In its own way, my stateside life for the past 38 years has followed the flow of the Mississippi. A first glimpse of its blue waters captured the imagination as I read of early pioneers navigating its swiftness in cattle drawn carts, to seeing its silt laden sluggish flow near New Orleans; as it slowed its long journey from tiny beginnings in northern Minnesota to its broad delta at the Gulf of Mexico. It’s waters have woven into the stories of Tom Sawyer and Huckleberry Finn and river boats still churn water wheels for tourists hoping to write themselves into its history.
Our adventure into the north land began with a delightful stay at a friends cabin high above Big Sand Lake and close to Lake Itasca, the source of the river.
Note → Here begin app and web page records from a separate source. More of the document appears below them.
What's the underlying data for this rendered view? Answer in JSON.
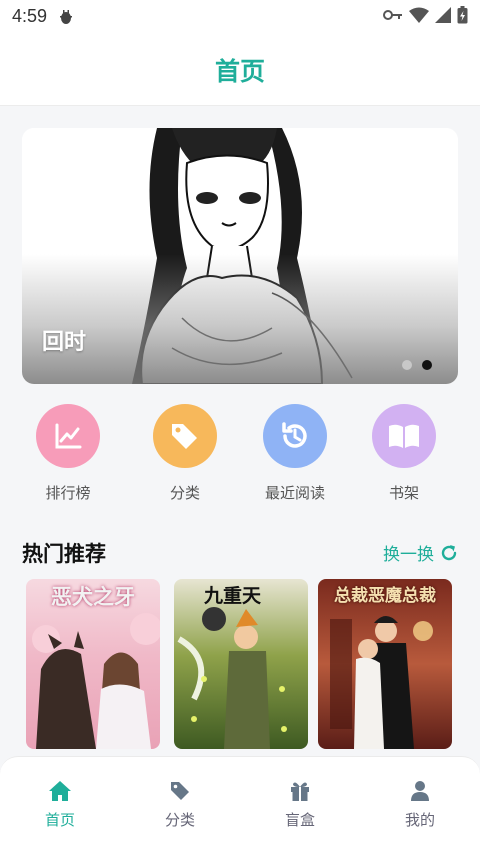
{
  "status_bar": {
    "time": "4:59"
  },
  "header": {
    "title": "首页"
  },
  "banner": {
    "title": "回时",
    "dot_count": 2,
    "active_dot": 2
  },
  "quick_actions": [
    {
      "label": "排行榜",
      "icon": "chart-line-icon",
      "color": "#f79cb9"
    },
    {
      "label": "分类",
      "icon": "tags-icon",
      "color": "#f7b85b"
    },
    {
      "label": "最近阅读",
      "icon": "history-icon",
      "color": "#8fb3f5"
    },
    {
      "label": "书架",
      "icon": "book-open-icon",
      "color": "#d2b1f2"
    }
  ],
  "hot_section": {
    "title": "热门推荐",
    "refresh_label": "换一换"
  },
  "books": [
    {
      "cover_title": "恶犬之牙"
    },
    {
      "cover_title": "九重天"
    },
    {
      "cover_title": "总裁恶魔总裁"
    }
  ],
  "tab_bar": {
    "items": [
      {
        "label": "首页",
        "icon": "home-icon",
        "active": true
      },
      {
        "label": "分类",
        "icon": "tag-icon",
        "active": false
      },
      {
        "label": "盲盒",
        "icon": "gift-icon",
        "active": false
      },
      {
        "label": "我的",
        "icon": "user-icon",
        "active": false
      }
    ]
  },
  "colors": {
    "accent": "#1fae9a",
    "inactive": "#667788"
  }
}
Itasca State Park on a crisp azure 70 degree day fulfilled its promise, showcasing the headwaters discovered in1832 in a glorious light.
Lake Itasca flows over a natural dam of stones and rocks into a shallow pool, and the newborn Mississippi starts its long journey down to the Gulf.
As intrepid adventurers we forged the river. It was fun to believe that a part of us left behind that day would eventually spill into the Gulf of Mexico.
The lake life which is so beloved to Minnesotans and an integral part of growing up in this land of 10000 lakes consists of lazy summer days and nights. Eagles swoop overhead and Loons provide a musical constant in their calls to each other. The pink and white lady slippers, the Minnesota state flower were just beginning to bloom.
Eating and drinking: locally grown asparagus, freshly caught walleye, new potatoes and lamb, were essential pursuits of relaxed days and nights.
A special treat was homemade Mocassisns drawn and crafted to individual measurements in the charming town of Lake George. A visit highly recommended.
And when it came to saying goodbye it was with the secret wish that we would be up here again before summer gives way to fall.
Adios amigos till next time!!!